▶ **Assigned task**:
All lines in the data that hold the word "JSON" need copying.

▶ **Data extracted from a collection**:
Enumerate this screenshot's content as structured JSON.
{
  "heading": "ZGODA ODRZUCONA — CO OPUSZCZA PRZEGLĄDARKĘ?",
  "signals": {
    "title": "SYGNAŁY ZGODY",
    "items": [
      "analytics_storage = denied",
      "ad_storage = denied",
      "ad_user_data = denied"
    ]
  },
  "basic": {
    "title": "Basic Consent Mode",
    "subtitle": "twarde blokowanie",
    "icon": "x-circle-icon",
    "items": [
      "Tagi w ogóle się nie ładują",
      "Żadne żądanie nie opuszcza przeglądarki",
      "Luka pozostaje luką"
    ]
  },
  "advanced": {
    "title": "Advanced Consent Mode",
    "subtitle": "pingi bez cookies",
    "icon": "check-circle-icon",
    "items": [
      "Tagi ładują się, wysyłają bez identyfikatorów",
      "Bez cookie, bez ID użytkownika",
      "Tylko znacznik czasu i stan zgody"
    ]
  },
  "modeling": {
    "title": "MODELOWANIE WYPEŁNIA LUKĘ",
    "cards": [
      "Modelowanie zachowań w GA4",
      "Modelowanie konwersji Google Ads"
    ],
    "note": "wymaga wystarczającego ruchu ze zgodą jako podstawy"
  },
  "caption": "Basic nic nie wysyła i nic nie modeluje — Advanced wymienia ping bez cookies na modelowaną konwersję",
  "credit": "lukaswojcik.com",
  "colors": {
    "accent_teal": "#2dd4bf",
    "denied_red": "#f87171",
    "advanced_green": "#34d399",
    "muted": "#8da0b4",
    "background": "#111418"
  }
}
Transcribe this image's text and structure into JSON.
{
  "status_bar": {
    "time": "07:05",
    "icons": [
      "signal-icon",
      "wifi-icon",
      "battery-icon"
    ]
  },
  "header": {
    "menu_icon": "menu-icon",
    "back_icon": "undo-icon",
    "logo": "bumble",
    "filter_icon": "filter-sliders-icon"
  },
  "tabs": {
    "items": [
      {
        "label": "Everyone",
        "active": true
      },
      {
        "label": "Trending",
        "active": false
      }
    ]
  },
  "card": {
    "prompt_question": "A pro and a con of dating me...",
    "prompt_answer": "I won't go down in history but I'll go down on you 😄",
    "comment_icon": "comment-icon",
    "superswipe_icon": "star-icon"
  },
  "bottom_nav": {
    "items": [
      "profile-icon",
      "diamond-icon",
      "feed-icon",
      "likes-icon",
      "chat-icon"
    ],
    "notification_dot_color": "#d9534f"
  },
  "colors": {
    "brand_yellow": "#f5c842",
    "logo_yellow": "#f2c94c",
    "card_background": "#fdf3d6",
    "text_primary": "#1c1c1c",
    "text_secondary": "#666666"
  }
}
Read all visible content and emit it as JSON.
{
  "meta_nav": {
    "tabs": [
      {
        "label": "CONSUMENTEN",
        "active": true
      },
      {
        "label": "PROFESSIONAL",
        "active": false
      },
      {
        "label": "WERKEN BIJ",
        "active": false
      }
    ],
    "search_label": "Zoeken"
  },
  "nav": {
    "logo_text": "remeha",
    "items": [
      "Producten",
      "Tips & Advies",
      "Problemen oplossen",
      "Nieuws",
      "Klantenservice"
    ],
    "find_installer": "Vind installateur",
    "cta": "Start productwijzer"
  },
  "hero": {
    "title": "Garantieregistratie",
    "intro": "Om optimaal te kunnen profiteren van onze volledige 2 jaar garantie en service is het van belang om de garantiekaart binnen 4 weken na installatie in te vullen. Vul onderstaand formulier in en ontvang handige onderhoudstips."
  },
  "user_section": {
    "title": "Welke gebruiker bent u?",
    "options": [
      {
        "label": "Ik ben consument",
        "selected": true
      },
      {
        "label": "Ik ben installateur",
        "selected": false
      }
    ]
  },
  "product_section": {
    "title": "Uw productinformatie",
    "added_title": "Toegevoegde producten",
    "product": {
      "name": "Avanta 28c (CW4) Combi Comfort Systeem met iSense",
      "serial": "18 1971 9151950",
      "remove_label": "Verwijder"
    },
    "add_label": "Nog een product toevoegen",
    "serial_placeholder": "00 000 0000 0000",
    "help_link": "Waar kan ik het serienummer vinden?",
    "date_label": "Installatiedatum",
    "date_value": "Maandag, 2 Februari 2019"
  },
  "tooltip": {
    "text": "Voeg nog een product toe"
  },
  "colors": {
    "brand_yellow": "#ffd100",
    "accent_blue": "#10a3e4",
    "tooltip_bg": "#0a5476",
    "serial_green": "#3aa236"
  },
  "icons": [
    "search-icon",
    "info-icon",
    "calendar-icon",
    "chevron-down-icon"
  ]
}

▶ **Response**:
Enumerate this screenshot's content as structured JSON.
Transcribe this image's text and structure into JSON.
Read all visible content and emit it as JSON.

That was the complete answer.